The cabinet papers reveal concern about One Nation raising expectations about continued infrastructure spending, rejection of assistance for the textile, clothing and footwear industry affected by continued tariff cuts, Keating did not want to reverse the Hawke recession era cuts, continued desire to pursue industrial relations reform toward enterprise bargaining, which strikes at the power of the organised working class, sentiment for more privatisation and so on.
Jericho quotes Keating to great effect
Asked by a journalist on 10 July if the unemployment rate of 10.8% meant he had to admit his economic policies had failed, he responded: “Do you mean the ones that have taken Australia from an industrial museum to give it a future, or do you mean the cyclical ones?”
That quote is highly revealing. It showed Keating’s commitment to neoliberalism to be undiminished, as reflected in the above slew of policies, but nonetheless he wanted to, temporarily, pursue, mild as Jericho points out, counter cyclical Keynesian fiscal and monetary policies.
In that period, namely 1990 to 1993, this was corporate Australia’s preferred policy outcome and neither Hawke nor Hewson, the “feral abacus” as Keating dubbed the latter, pursued it.
The Keating government had a lie at its core.
It presented itself as reversing the neoliberal line that had governed policy from 1983 but Keating was no way committed to this, to the contrary neoliberal reforms, opposed by the public particularly Labor’s traditional working class constituency, were to continue. That became clear to all and sundry after the 1993 election as Keating’s second government, ie from ’93 to ’96, tacked further to the neoliberal right. The cabinet papers from these years are the next in line.
It is this lie, and the sheer brazen arrogance which accompanied it, that made for the collective unleashing of the veritable baseball bats not the social agenda.
The opposite analysis has largely seen Labor adopt a timid, indeed vulgar, approach to social policy since 1996 but to little electoral effect. The ALP in 1983 was elected on a robust programme of Keynesian social democracy, which it immediately discarded upon entering office. Keating, effectively, repeated the dose in 1992-93.

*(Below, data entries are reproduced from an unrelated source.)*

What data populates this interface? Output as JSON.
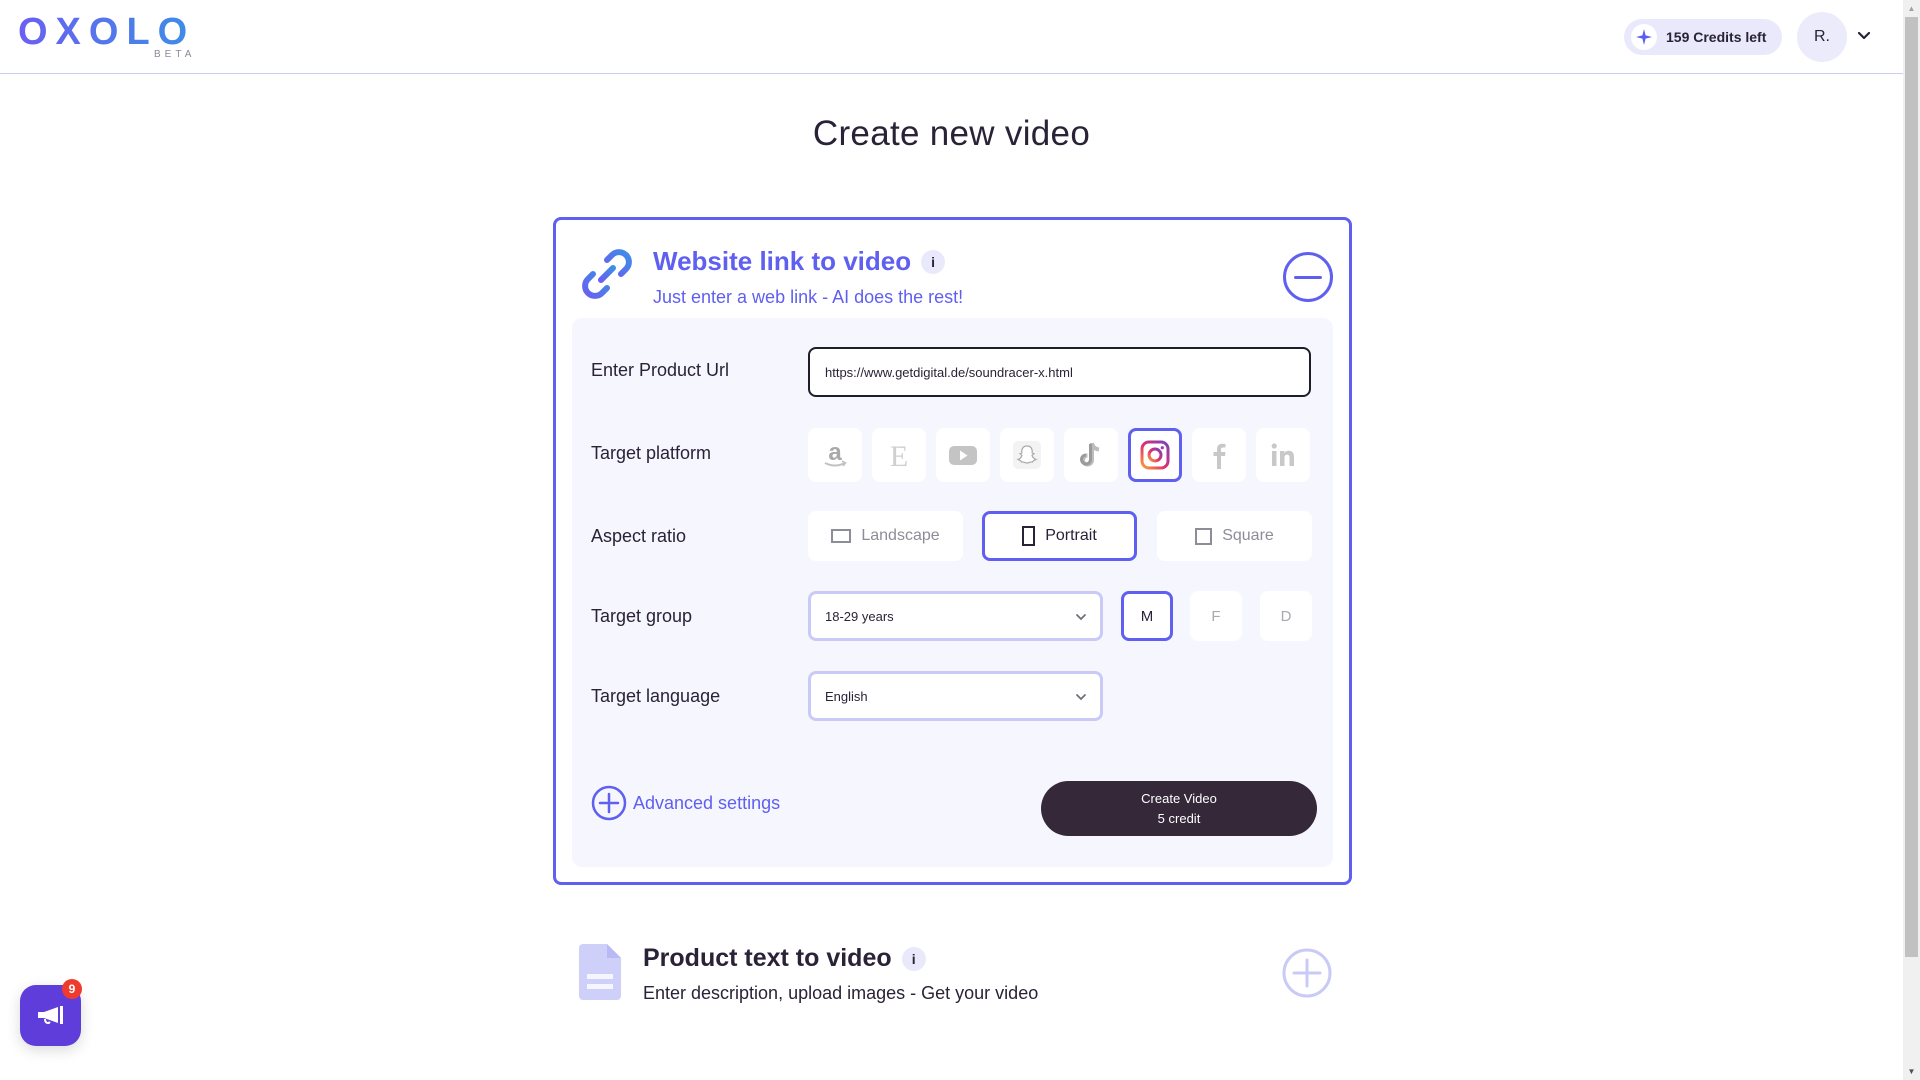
{
  "header": {
    "logo_text": "OXOLO",
    "logo_badge": "BETA",
    "credits_label": "159 Credits left",
    "credits_icon": "sparkle-icon",
    "avatar_initials": "R.",
    "avatar_menu_icon": "chevron-down-icon"
  },
  "page": {
    "title": "Create new video"
  },
  "website_card": {
    "icon": "link-icon",
    "title": "Website link to video",
    "info_label": "i",
    "subtitle": "Just enter a web link - AI does the rest!",
    "collapse_icon": "minus-circle-icon",
    "form": {
      "url_label": "Enter Product Url",
      "url_value": "https://www.getdigital.de/soundracer-x.html",
      "platform_label": "Target platform",
      "platforms": [
        {
          "name": "amazon",
          "icon": "amazon-icon",
          "selected": false
        },
        {
          "name": "etsy",
          "icon": "etsy-icon",
          "selected": false
        },
        {
          "name": "youtube",
          "icon": "youtube-icon",
          "selected": false
        },
        {
          "name": "snapchat",
          "icon": "snapchat-icon",
          "selected": false
        },
        {
          "name": "tiktok",
          "icon": "tiktok-icon",
          "selected": false
        },
        {
          "name": "instagram",
          "icon": "instagram-icon",
          "selected": true
        },
        {
          "name": "facebook",
          "icon": "facebook-icon",
          "selected": false
        },
        {
          "name": "linkedin",
          "icon": "linkedin-icon",
          "selected": false
        }
      ],
      "aspect_label": "Aspect ratio",
      "aspect_options": [
        {
          "label": "Landscape",
          "selected": false
        },
        {
          "label": "Portrait",
          "selected": true
        },
        {
          "label": "Square",
          "selected": false
        }
      ],
      "group_label": "Target group",
      "group_value": "18-29 years",
      "gender_options": [
        {
          "label": "M",
          "selected": true
        },
        {
          "label": "F",
          "selected": false
        },
        {
          "label": "D",
          "selected": false
        }
      ],
      "language_label": "Target language",
      "language_value": "English",
      "advanced_label": "Advanced settings",
      "create_button": {
        "line1": "Create Video",
        "line2": "5 credit"
      }
    }
  },
  "text_card": {
    "icon": "document-icon",
    "title": "Product text to video",
    "info_label": "i",
    "subtitle": "Enter description, upload images - Get your video",
    "expand_icon": "plus-circle-icon"
  },
  "announcements": {
    "icon": "megaphone-icon",
    "badge_count": "9"
  },
  "colors": {
    "accent": "#5f5ff0",
    "dark": "#342839",
    "panel_bg": "#f6f6fe",
    "badge_red": "#ef3a2e",
    "announce_purple": "#5e3ddb"
  }
}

Neoliberalism, not Mabo, led to the defeat of Paul Keating in 1996 and the undiminished commitment to it continues to sully the Labor brand.
Just an aside by way of conclusion.
Some suppose that the One Nation economic package forms the etymological roots of Pauline Hanson’s One Nation party. I tend to think that the more appropriate roots can be found in John Howard’s One Australia policy of the 1980s, which was widely lampooned. But in the depths of the 1990s recession, and Keating’s duplicitous approach to the economy, the One Australia set of policies gained traction and it is this traction, I believe, that led to the 1992 cabinet decision on mandatory detention a matter to which we shall return.